|Elephants at the Breeding Centre, Chitwan National Park.|
|Baby elephant, Chitwan National Park.|
After some chill time at the hotel, we walked into town and ate a Nepali meal on plastic seats at the side of the street by candle light.
We’d decided it was worth setting the alarm for another early start even though we didn’t have a trip planned and our bus back to Kathmandu wasn’t until 9am. By 6am we were out walking along the river in search of crocodiles and rhinos. We didn’t have any luck and on the way back to our room stopped for breakfast. Walking back to the river after our meal we ended up finding a whole new path we’d never known was there. A local guy told us they’d seen rhinos that morning along the trail so we followed it as far as some elephant stables. It was the perfect place for grazing rhinos but by then was too late in the day and we had no luck. We spotted more kingfishers and crocodiles and enjoyed the walk, as we’d seen a rhino the previous day we weren’t too disheartened.

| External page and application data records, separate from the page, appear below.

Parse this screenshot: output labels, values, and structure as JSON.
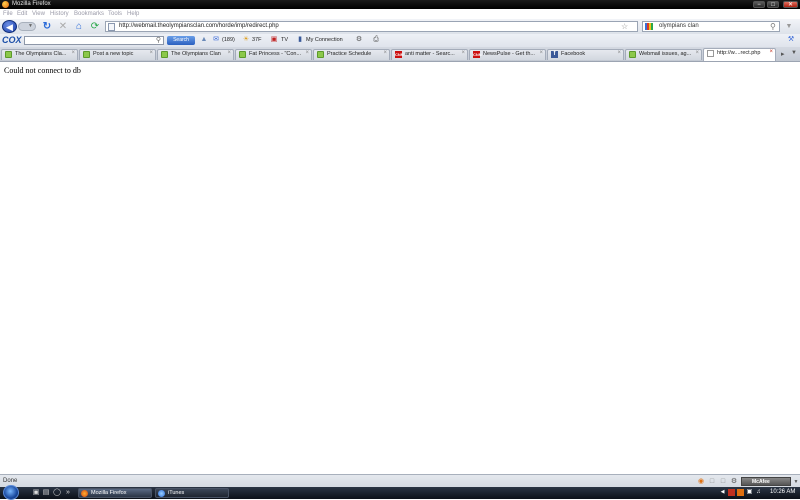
{
  "window": {
    "title": "Mozilla Firefox",
    "controls": {
      "minimize": "−",
      "maximize": "□",
      "close": "✕"
    }
  },
  "menu": [
    "File",
    "Edit",
    "View",
    "History",
    "Bookmarks",
    "Tools",
    "Help"
  ],
  "nav": {
    "url": "http://webmail.theolympiansclan.com/horde/imp/redirect.php",
    "search_value": "olympians clan"
  },
  "cox_toolbar": {
    "logo": "COX",
    "search_button": "Search",
    "mail_count": "(189)",
    "weather": "37F",
    "tv": "TV",
    "connection": "My Connection"
  },
  "tabs": [
    {
      "label": "The Olympians Cla...",
      "icon": "speech-bubble-icon"
    },
    {
      "label": "Post a new topic",
      "icon": "speech-bubble-icon"
    },
    {
      "label": "The Olympians Clan",
      "icon": "speech-bubble-icon"
    },
    {
      "label": "Fat Princess - \"Con...",
      "icon": "speech-bubble-icon"
    },
    {
      "label": "Practice Schedule",
      "icon": "speech-bubble-icon"
    },
    {
      "label": "anti matter - Searc...",
      "icon": "cnn-icon"
    },
    {
      "label": "NewsPulse - Get th...",
      "icon": "cnn-icon"
    },
    {
      "label": "Facebook",
      "icon": "facebook-icon"
    },
    {
      "label": "Webmail issues, ag...",
      "icon": "speech-bubble-icon"
    },
    {
      "label": "http://w....rect.php",
      "icon": "page-icon"
    }
  ],
  "content": {
    "message": "Could not connect to db"
  },
  "status": {
    "text": "Done",
    "mcafee": "McAfee"
  },
  "taskbar": {
    "buttons": [
      {
        "label": "Mozilla Firefox"
      },
      {
        "label": "iTunes"
      }
    ],
    "clock": "10:26 AM"
  },
  "colors": {
    "accent": "#1c4fa8",
    "titlebar": "#000000",
    "taskbar": "#1a2230"
  }
}
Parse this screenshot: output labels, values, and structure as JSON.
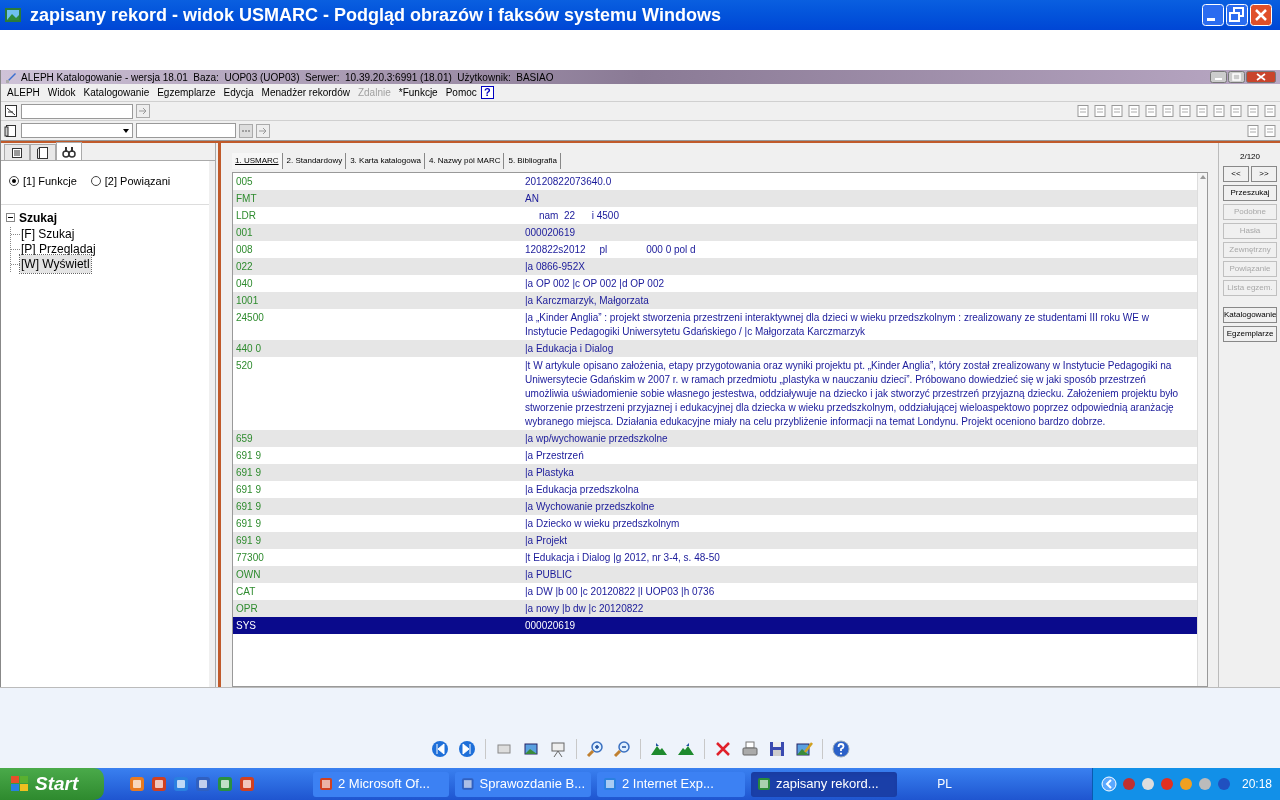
{
  "viewer": {
    "title": "zapisany rekord - widok USMARC - Podgląd obrazów i faksów systemu Windows"
  },
  "app": {
    "title": "ALEPH Katalogowanie - wersja 18.01  Baza:  UOP03 (UOP03)  Serwer:  10.39.20.3:6991 (18.01)  Użytkownik:  BASIAO",
    "menu": [
      {
        "label": "ALEPH",
        "disabled": false
      },
      {
        "label": "Widok",
        "disabled": false
      },
      {
        "label": "Katalogowanie",
        "disabled": false
      },
      {
        "label": "Egzemplarze",
        "disabled": false
      },
      {
        "label": "Edycja",
        "disabled": false
      },
      {
        "label": "Menadżer rekordów",
        "disabled": false
      },
      {
        "label": "Zdalnie",
        "disabled": true
      },
      {
        "label": "*Funkcje",
        "disabled": false
      },
      {
        "label": "Pomoc",
        "disabled": false
      }
    ],
    "help_button": "?",
    "left_panel": {
      "tabs": [
        {
          "kind": "list",
          "selected": false
        },
        {
          "kind": "page",
          "selected": false
        },
        {
          "kind": "binoculars",
          "selected": true
        }
      ],
      "radios": [
        {
          "label": "[1] Funkcje",
          "selected": true
        },
        {
          "label": "[2] Powiązani",
          "selected": false
        }
      ],
      "tree": {
        "label": "Szukaj",
        "expanded": true,
        "children": [
          {
            "label": "[F] Szukaj",
            "selected": false
          },
          {
            "label": "[P] Przeglądaj",
            "selected": false
          },
          {
            "label": "[W] Wyświetl",
            "selected": true
          }
        ]
      }
    },
    "record_tabs": [
      {
        "label": "1. USMARC",
        "selected": true
      },
      {
        "label": "2. Standardowy",
        "selected": false
      },
      {
        "label": "3. Karta katalogowa",
        "selected": false
      },
      {
        "label": "4. Nazwy pól MARC",
        "selected": false
      },
      {
        "label": "5. Bibliografia",
        "selected": false
      }
    ],
    "fields": [
      {
        "tag": "005",
        "value": "20120822073640.0",
        "selected": false
      },
      {
        "tag": "FMT",
        "value": "AN",
        "selected": false
      },
      {
        "tag": "LDR",
        "value": "     nam  22      i 4500",
        "selected": false
      },
      {
        "tag": "001",
        "value": "000020619",
        "selected": false
      },
      {
        "tag": "008",
        "value": "120822s2012     pl              000 0 pol d",
        "selected": false
      },
      {
        "tag": "022",
        "value": "|a 0866-952X",
        "selected": false
      },
      {
        "tag": "040",
        "value": "|a OP 002 |c OP 002 |d OP 002",
        "selected": false
      },
      {
        "tag": "1001",
        "value": "|a Karczmarzyk, Małgorzata",
        "selected": false
      },
      {
        "tag": "24500",
        "value": "|a „Kinder Anglia” : projekt stworzenia przestrzeni interaktywnej dla dzieci w wieku przedszkolnym : zrealizowany ze studentami III roku WE w Instytucie Pedagogiki Uniwersytetu Gdańskiego / |c Małgorzata Karczmarzyk",
        "selected": false
      },
      {
        "tag": "440 0",
        "value": "|a Edukacja i Dialog",
        "selected": false
      },
      {
        "tag": "520",
        "value": "|t W artykule opisano założenia, etapy przygotowania oraz wyniki projektu pt. „Kinder Anglia”, który został zrealizowany w Instytucie Pedagogiki na Uniwersytecie Gdańskim w 2007 r. w ramach przedmiotu „plastyka w nauczaniu dzieci”. Próbowano dowiedzieć się w jaki sposób przestrzeń umożliwia uświadomienie sobie własnego jestestwa, oddziaływuje na dziecko i jak stworzyć przestrzeń przyjazną dziecku. Założeniem projektu było stworzenie przestrzeni przyjaznej i edukacyjnej dla dziecka w wieku przedszkolnym, oddziałującej wieloaspektowo poprzez odpowiednią aranżację wybranego miejsca. Działania edukacyjne miały na celu przybliżenie informacji na temat Londynu. Projekt oceniono bardzo dobrze.",
        "selected": false
      },
      {
        "tag": "659",
        "value": "|a wp/wychowanie przedszkolne",
        "selected": false
      },
      {
        "tag": "691 9",
        "value": "|a Przestrzeń",
        "selected": false
      },
      {
        "tag": "691 9",
        "value": "|a Plastyka",
        "selected": false
      },
      {
        "tag": "691 9",
        "value": "|a Edukacja przedszkolna",
        "selected": false
      },
      {
        "tag": "691 9",
        "value": "|a Wychowanie przedszkolne",
        "selected": false
      },
      {
        "tag": "691 9",
        "value": "|a Dziecko w wieku przedszkolnym",
        "selected": false
      },
      {
        "tag": "691 9",
        "value": "|a Projekt",
        "selected": false
      },
      {
        "tag": "77300",
        "value": "|t Edukacja i Dialog |g 2012, nr 3-4, s. 48-50",
        "selected": false
      },
      {
        "tag": "OWN",
        "value": "|a PUBLIC",
        "selected": false
      },
      {
        "tag": "CAT",
        "value": "|a DW |b 00 |c 20120822 |l UOP03 |h 0736",
        "selected": false
      },
      {
        "tag": "OPR",
        "value": "|a nowy |b dw |c 20120822",
        "selected": false
      },
      {
        "tag": "SYS",
        "value": "000020619",
        "selected": true
      }
    ],
    "counter": "2/120",
    "nav_buttons": [
      "<<",
      ">>"
    ],
    "side_buttons": [
      {
        "label": "Przeszukaj",
        "disabled": false
      },
      {
        "label": "Podobne",
        "disabled": true
      },
      {
        "label": "Hasła",
        "disabled": true
      },
      {
        "label": "Zewnętrzny",
        "disabled": true
      },
      {
        "label": "Powiązanie",
        "disabled": true
      },
      {
        "label": "Lista egzem.",
        "disabled": true
      },
      {
        "label": "Katalogowanie",
        "disabled": false
      },
      {
        "label": "Egzemplarze",
        "disabled": false
      }
    ]
  },
  "taskbar": {
    "start": "Start",
    "tasks": [
      {
        "label": "2 Microsoft Of...",
        "selected": false
      },
      {
        "label": "Sprawozdanie B...",
        "selected": false
      },
      {
        "label": "2 Internet Exp...",
        "selected": false
      },
      {
        "label": "zapisany rekord...",
        "selected": true
      }
    ],
    "language": "PL",
    "time": "20:18"
  }
}
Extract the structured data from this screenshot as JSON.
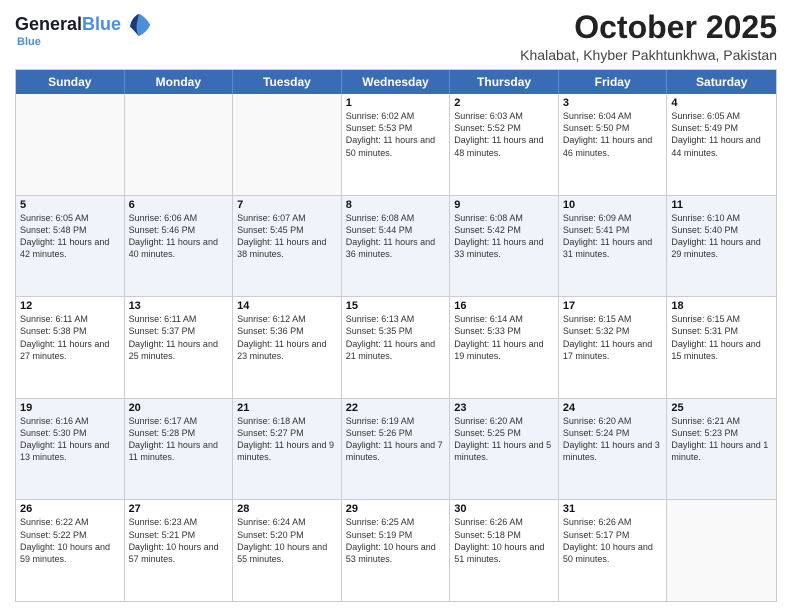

After a misunderstanding paying the hotel bill, we were finally transferred to the bus park where we boarded the bus for the final journey, the fourth time we’d driven along the Trisuli River valley. After a few stops for samosas we arrived in Thamel and walked back to our hostel. It was already late afternoon but we had some final chores to run, laundry to put in, paintings to collect, yet another parcel to send to the UK and a haircut and super powerful head massage for Rhys, I could barely stifle the laughter watching him in the mirror.
As it was our last night in Nepal, we decided to head to a Lonely Planet recommended momo restaurant for dumplings. We arrived 5 minutes before last orders and had a delicious last meal before wandering back to the room.
We had the full day before our 9pm flight and had hoped to do some more sightseeing. Just as we sat on the roof terrace to wait for breakfast, it started to drizzle. We were due to collect our passports from the Chinese embassy that morning and walked over, excited to have one more visa out of the way before returning to the hostel to wait out the weather. The rain didn’t stop and we ended up back in Himalayan Java for more coffee and cake.
We had a taxi arranged to collect us from the hostel for the ride to the airport and made it through security with plenty of time to kill. Our flight left on time and we began the first 4 1/2 hours of a very long night.